▶ **Work to complete**:
Keep only the lines that hold the string "email", filtering out the rest of the entries below.

▶ **Information provided**:

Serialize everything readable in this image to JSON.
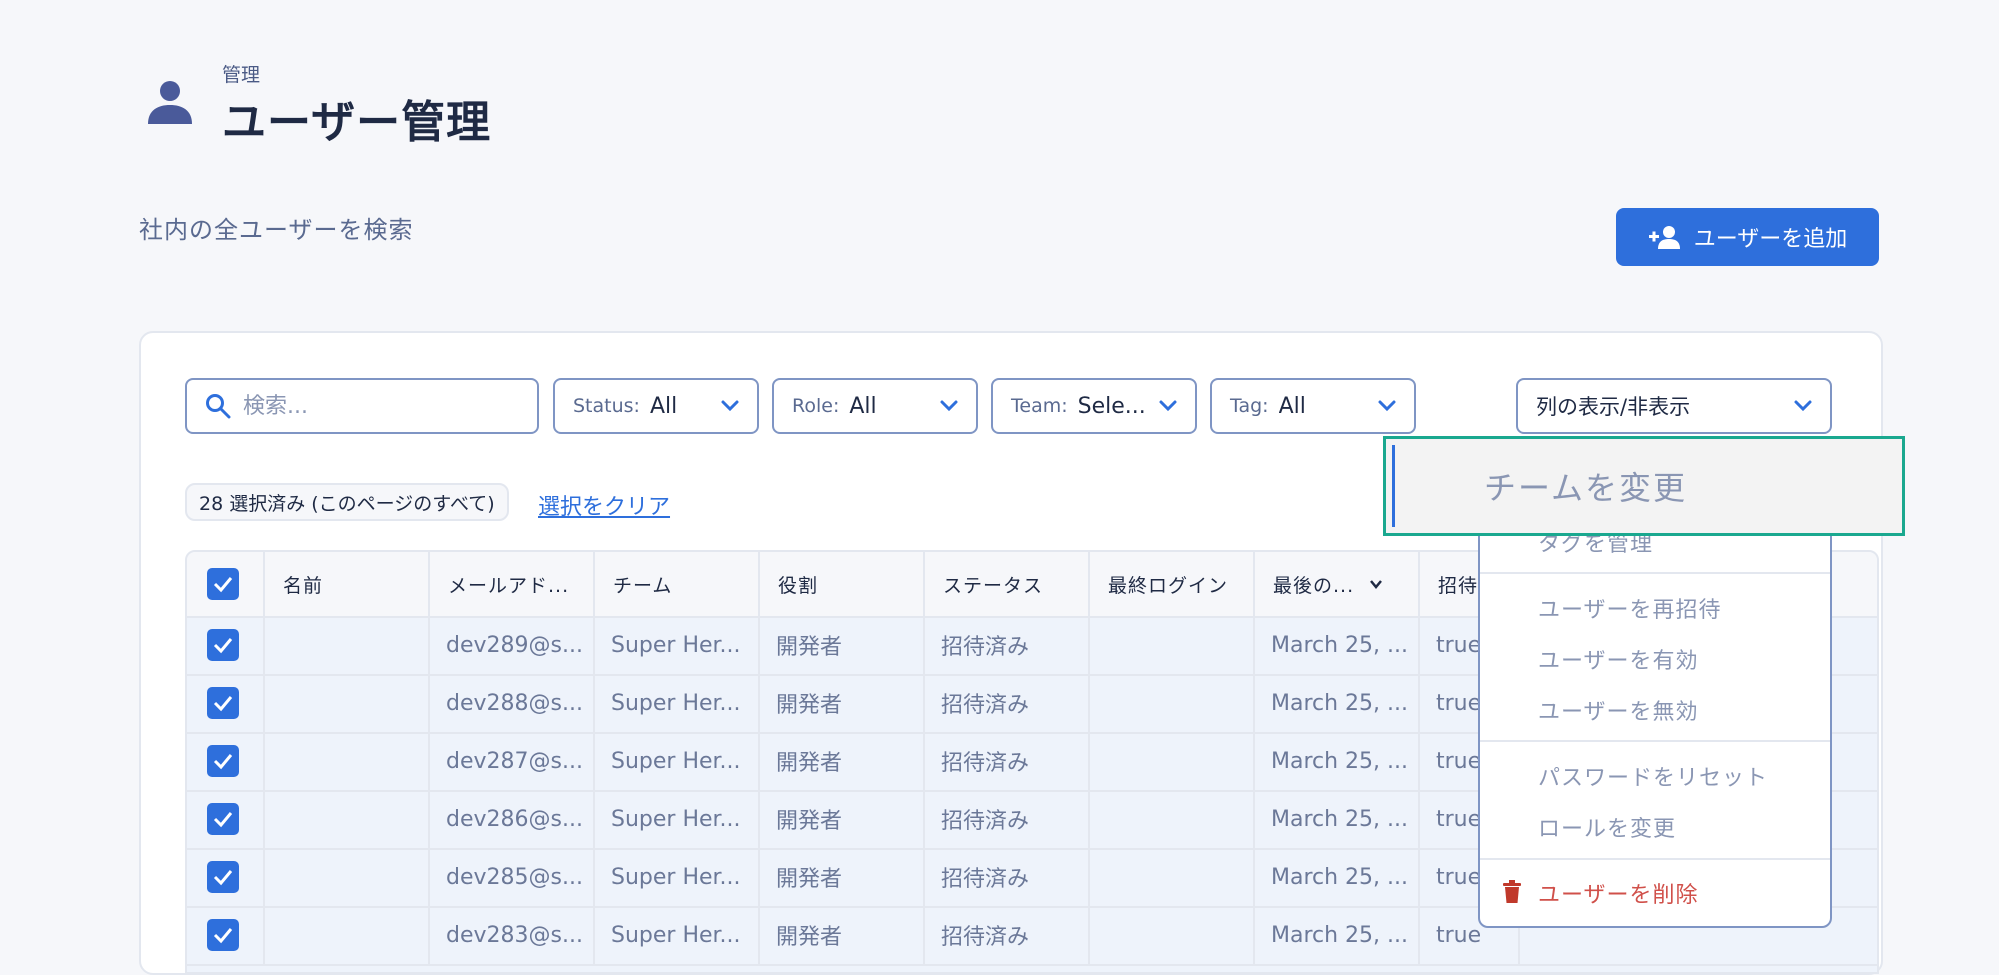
{
  "header": {
    "eyebrow": "管理",
    "title": "ユーザー管理",
    "subtitle": "社内の全ユーザーを検索",
    "icon": "person-icon"
  },
  "actions": {
    "add_user_label": "ユーザーを追加",
    "add_user_icon": "person-add-icon"
  },
  "toolbar": {
    "search_placeholder": "検索...",
    "filters": [
      {
        "label": "Status:",
        "value": "All"
      },
      {
        "label": "Role:",
        "value": "All"
      },
      {
        "label": "Team:",
        "value": "Sele..."
      },
      {
        "label": "Tag:",
        "value": "All"
      }
    ],
    "columns_toggle": "列の表示/非表示"
  },
  "selection": {
    "summary": "28 選択済み (このページのすべて)",
    "clear_label": "選択をクリア"
  },
  "table": {
    "columns": [
      "名前",
      "メールアド...",
      "チーム",
      "役割",
      "ステータス",
      "最終ログイン",
      "最後の...",
      "招待"
    ],
    "rows": [
      {
        "name": "",
        "email": "dev289@s...",
        "team": "Super Her...",
        "role": "開発者",
        "status": "招待済み",
        "last_login": "",
        "last": "March 25, ...",
        "invite": "true"
      },
      {
        "name": "",
        "email": "dev288@s...",
        "team": "Super Her...",
        "role": "開発者",
        "status": "招待済み",
        "last_login": "",
        "last": "March 25, ...",
        "invite": "true"
      },
      {
        "name": "",
        "email": "dev287@s...",
        "team": "Super Her...",
        "role": "開発者",
        "status": "招待済み",
        "last_login": "",
        "last": "March 25, ...",
        "invite": "true"
      },
      {
        "name": "",
        "email": "dev286@s...",
        "team": "Super Her...",
        "role": "開発者",
        "status": "招待済み",
        "last_login": "",
        "last": "March 25, ...",
        "invite": "true"
      },
      {
        "name": "",
        "email": "dev285@s...",
        "team": "Super Her...",
        "role": "開発者",
        "status": "招待済み",
        "last_login": "",
        "last": "March 25, ...",
        "invite": "true"
      },
      {
        "name": "",
        "email": "dev283@s...",
        "team": "Super Her...",
        "role": "開発者",
        "status": "招待済み",
        "last_login": "",
        "last": "March 25, ...",
        "invite": "true"
      }
    ]
  },
  "bulk_menu": {
    "hovered_item": "チームを変更",
    "partial_item": "タグを管理",
    "items": [
      "ユーザーを再招待",
      "ユーザーを有効",
      "ユーザーを無効",
      "パスワードをリセット",
      "ロールを変更"
    ],
    "delete_label": "ユーザーを削除",
    "colors": {
      "accent": "#2e6fdc",
      "highlight_border": "#1aa88f",
      "danger": "#d0504a"
    }
  }
}
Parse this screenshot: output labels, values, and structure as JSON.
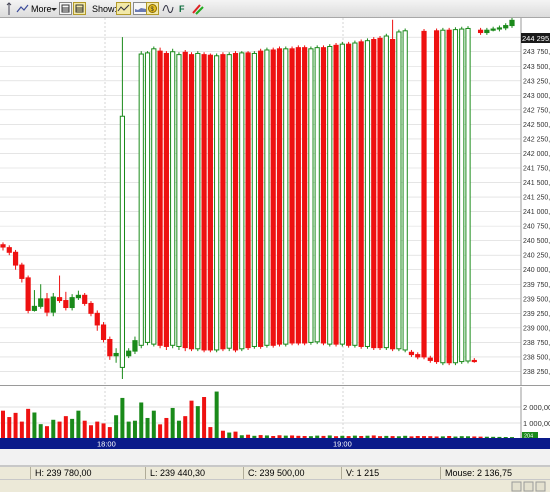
{
  "toolbar": {
    "more_label": "More",
    "show_label": "Show:",
    "f_label": "F",
    "icons": [
      "cursor-icon",
      "line-tool-icon",
      "dropdown-arrow-icon",
      "bar-layout-icon",
      "candle-layout-icon",
      "line-chart-icon",
      "area-chart-icon",
      "indicator-icon",
      "wave-icon",
      "formula-icon",
      "palette-icon"
    ]
  },
  "price_axis": {
    "current_price": "244 295,00",
    "ticks": [
      "244 000,0",
      "243 750,0",
      "243 500,0",
      "243 250,0",
      "243 000,0",
      "242 750,0",
      "242 500,0",
      "242 250,0",
      "242 000,0",
      "241 750,0",
      "241 500,0",
      "241 250,0",
      "241 000,0",
      "240 750,0",
      "240 500,0",
      "240 250,0",
      "240 000,0",
      "239 750,0",
      "239 500,0",
      "239 250,0",
      "239 000,0",
      "238 750,0",
      "238 500,0",
      "238 250,0"
    ],
    "tick_values": [
      244000,
      243750,
      243500,
      243250,
      243000,
      242750,
      242500,
      242250,
      242000,
      241750,
      241500,
      241250,
      241000,
      240750,
      240500,
      240250,
      240000,
      239750,
      239500,
      239250,
      239000,
      238750,
      238500,
      238250
    ]
  },
  "volume_axis": {
    "ticks": [
      "2 000,00",
      "1 000,00"
    ],
    "current_volume": "204"
  },
  "time_axis": {
    "labels": [
      "18:00",
      "19:00"
    ]
  },
  "status": {
    "high": "H: 239 780,00",
    "low": "L: 239 440,30",
    "close": "C: 239 500,00",
    "volume": "V: 1 215",
    "mouse": "Mouse: 2 136,75"
  },
  "colors": {
    "up": "#1a8a1a",
    "down": "#ee1111",
    "background": "#ffffff",
    "grid": "#d6d6d6",
    "axis_band": "#0a1a8a",
    "current_price_bg": "#1a1a1a"
  },
  "chart_data": {
    "type": "candlestick",
    "ylim": [
      238000,
      244330
    ],
    "volume_ylim": [
      0,
      2800
    ],
    "candles": [
      {
        "o": 240430,
        "c": 240390,
        "h": 240470,
        "l": 240330
      },
      {
        "o": 240380,
        "c": 240300,
        "h": 240420,
        "l": 240250
      },
      {
        "o": 240300,
        "c": 240080,
        "h": 240340,
        "l": 240000
      },
      {
        "o": 240080,
        "c": 239850,
        "h": 240120,
        "l": 239780
      },
      {
        "o": 239860,
        "c": 239300,
        "h": 239900,
        "l": 239250
      },
      {
        "o": 239300,
        "c": 239370,
        "h": 239650,
        "l": 239280
      },
      {
        "o": 239370,
        "c": 239500,
        "h": 239750,
        "l": 239330
      },
      {
        "o": 239500,
        "c": 239270,
        "h": 239600,
        "l": 239200
      },
      {
        "o": 239270,
        "c": 239530,
        "h": 239600,
        "l": 239200
      },
      {
        "o": 239520,
        "c": 239470,
        "h": 239900,
        "l": 239430
      },
      {
        "o": 239470,
        "c": 239350,
        "h": 239620,
        "l": 239300
      },
      {
        "o": 239350,
        "c": 239520,
        "h": 239580,
        "l": 239300
      },
      {
        "o": 239520,
        "c": 239560,
        "h": 239640,
        "l": 239480
      },
      {
        "o": 239560,
        "c": 239420,
        "h": 239600,
        "l": 239380
      },
      {
        "o": 239420,
        "c": 239250,
        "h": 239460,
        "l": 239200
      },
      {
        "o": 239250,
        "c": 239050,
        "h": 239300,
        "l": 238950
      },
      {
        "o": 239050,
        "c": 238800,
        "h": 239100,
        "l": 238750
      },
      {
        "o": 238800,
        "c": 238520,
        "h": 238850,
        "l": 238450
      },
      {
        "o": 238520,
        "c": 238560,
        "h": 238650,
        "l": 238400
      },
      {
        "o": 238320,
        "c": 242640,
        "h": 244000,
        "l": 238120
      },
      {
        "o": 238520,
        "c": 238600,
        "h": 238650,
        "l": 238480
      },
      {
        "o": 238600,
        "c": 238780,
        "h": 238850,
        "l": 238550
      },
      {
        "o": 238700,
        "c": 243710,
        "h": 243760,
        "l": 238650
      },
      {
        "o": 238750,
        "c": 243730,
        "h": 243760,
        "l": 238700
      },
      {
        "o": 238720,
        "c": 243800,
        "h": 243840,
        "l": 238680
      },
      {
        "o": 243760,
        "c": 238700,
        "h": 243820,
        "l": 238650
      },
      {
        "o": 243720,
        "c": 238680,
        "h": 243760,
        "l": 238620
      },
      {
        "o": 238700,
        "c": 243750,
        "h": 243800,
        "l": 238650
      },
      {
        "o": 238680,
        "c": 243700,
        "h": 243740,
        "l": 238620
      },
      {
        "o": 243740,
        "c": 238660,
        "h": 243780,
        "l": 238600
      },
      {
        "o": 243700,
        "c": 238640,
        "h": 243740,
        "l": 238600
      },
      {
        "o": 238640,
        "c": 243720,
        "h": 243760,
        "l": 238600
      },
      {
        "o": 243700,
        "c": 238620,
        "h": 243740,
        "l": 238580
      },
      {
        "o": 243690,
        "c": 238620,
        "h": 243720,
        "l": 238580
      },
      {
        "o": 238620,
        "c": 243680,
        "h": 243720,
        "l": 238580
      },
      {
        "o": 243700,
        "c": 238640,
        "h": 243740,
        "l": 238600
      },
      {
        "o": 238650,
        "c": 243700,
        "h": 243740,
        "l": 238600
      },
      {
        "o": 243720,
        "c": 238620,
        "h": 243760,
        "l": 238580
      },
      {
        "o": 238640,
        "c": 243730,
        "h": 243760,
        "l": 238600
      },
      {
        "o": 243730,
        "c": 238660,
        "h": 243760,
        "l": 238620
      },
      {
        "o": 238680,
        "c": 243720,
        "h": 243760,
        "l": 238640
      },
      {
        "o": 243760,
        "c": 238680,
        "h": 243800,
        "l": 238640
      },
      {
        "o": 238700,
        "c": 243780,
        "h": 243820,
        "l": 238660
      },
      {
        "o": 243780,
        "c": 238700,
        "h": 243820,
        "l": 238660
      },
      {
        "o": 243800,
        "c": 238720,
        "h": 243840,
        "l": 238680
      },
      {
        "o": 238720,
        "c": 243800,
        "h": 243840,
        "l": 238680
      },
      {
        "o": 243800,
        "c": 238740,
        "h": 243840,
        "l": 238700
      },
      {
        "o": 243820,
        "c": 238740,
        "h": 243860,
        "l": 238700
      },
      {
        "o": 243820,
        "c": 238740,
        "h": 243860,
        "l": 238700
      },
      {
        "o": 238750,
        "c": 243800,
        "h": 243840,
        "l": 238710
      },
      {
        "o": 238760,
        "c": 243820,
        "h": 243860,
        "l": 238720
      },
      {
        "o": 243820,
        "c": 238740,
        "h": 243860,
        "l": 238700
      },
      {
        "o": 238720,
        "c": 243840,
        "h": 243880,
        "l": 238680
      },
      {
        "o": 243860,
        "c": 238720,
        "h": 243900,
        "l": 238680
      },
      {
        "o": 238720,
        "c": 243880,
        "h": 243920,
        "l": 238680
      },
      {
        "o": 243880,
        "c": 238700,
        "h": 243920,
        "l": 238660
      },
      {
        "o": 238700,
        "c": 243900,
        "h": 243940,
        "l": 238660
      },
      {
        "o": 243920,
        "c": 238680,
        "h": 243960,
        "l": 238640
      },
      {
        "o": 238680,
        "c": 243940,
        "h": 243980,
        "l": 238640
      },
      {
        "o": 243960,
        "c": 238660,
        "h": 244000,
        "l": 238620
      },
      {
        "o": 243980,
        "c": 238660,
        "h": 244020,
        "l": 238620
      },
      {
        "o": 238660,
        "c": 244020,
        "h": 244060,
        "l": 238620
      },
      {
        "o": 243960,
        "c": 238640,
        "h": 244300,
        "l": 238600
      },
      {
        "o": 238640,
        "c": 244090,
        "h": 244130,
        "l": 238600
      },
      {
        "o": 238620,
        "c": 244110,
        "h": 244150,
        "l": 238580
      },
      {
        "o": 238580,
        "c": 238540,
        "h": 238620,
        "l": 238500
      },
      {
        "o": 238540,
        "c": 238500,
        "h": 238580,
        "l": 238460
      },
      {
        "o": 244100,
        "c": 238500,
        "h": 244140,
        "l": 238460
      },
      {
        "o": 238480,
        "c": 238440,
        "h": 238520,
        "l": 238400
      },
      {
        "o": 244110,
        "c": 238420,
        "h": 244150,
        "l": 238380
      },
      {
        "o": 238400,
        "c": 244120,
        "h": 244160,
        "l": 238360
      },
      {
        "o": 244120,
        "c": 238400,
        "h": 244160,
        "l": 238360
      },
      {
        "o": 238400,
        "c": 244130,
        "h": 244170,
        "l": 238360
      },
      {
        "o": 238420,
        "c": 244140,
        "h": 244180,
        "l": 238380
      },
      {
        "o": 238430,
        "c": 244150,
        "h": 244190,
        "l": 238390
      },
      {
        "o": 238440,
        "c": 238420,
        "h": 238480,
        "l": 238400
      },
      {
        "o": 244120,
        "c": 244080,
        "h": 244160,
        "l": 244040
      },
      {
        "o": 244080,
        "c": 244120,
        "h": 244160,
        "l": 244040
      },
      {
        "o": 244120,
        "c": 244140,
        "h": 244180,
        "l": 244100
      },
      {
        "o": 244140,
        "c": 244160,
        "h": 244200,
        "l": 244100
      },
      {
        "o": 244160,
        "c": 244200,
        "h": 244240,
        "l": 244120
      },
      {
        "o": 244200,
        "c": 244290,
        "h": 244330,
        "l": 244160
      }
    ],
    "volumes": [
      1500,
      1150,
      1380,
      900,
      1600,
      1400,
      760,
      650,
      1000,
      900,
      1200,
      1050,
      1500,
      950,
      700,
      900,
      800,
      600,
      1250,
      2200,
      900,
      950,
      1950,
      1100,
      1500,
      750,
      1100,
      1650,
      950,
      1200,
      2050,
      1750,
      2250,
      600,
      2550,
      400,
      300,
      350,
      150,
      180,
      120,
      160,
      140,
      110,
      150,
      130,
      140,
      120,
      110,
      100,
      130,
      115,
      140,
      100,
      120,
      105,
      130,
      110,
      125,
      140,
      100,
      115,
      105,
      95,
      120,
      90,
      110,
      105,
      100,
      85,
      90,
      110,
      80,
      100,
      95,
      85,
      75,
      70,
      65,
      60,
      55,
      50
    ],
    "xlabel": "",
    "ylabel": ""
  }
}
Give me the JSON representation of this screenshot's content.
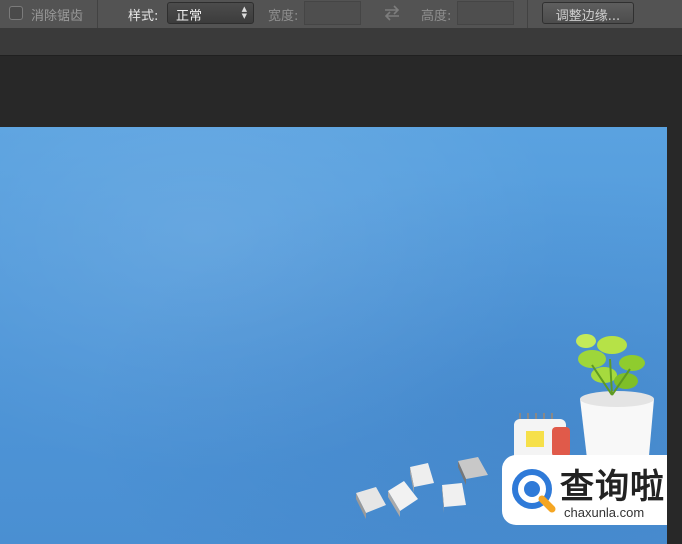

▶ **Solved exercise**:
        "email": "dev289@s...",
        "email": "dev288@s...",
        "email": "dev287@s...",
        "email": "dev286@s...",
        "email": "dev285@s...",
        "email": "dev283@s...",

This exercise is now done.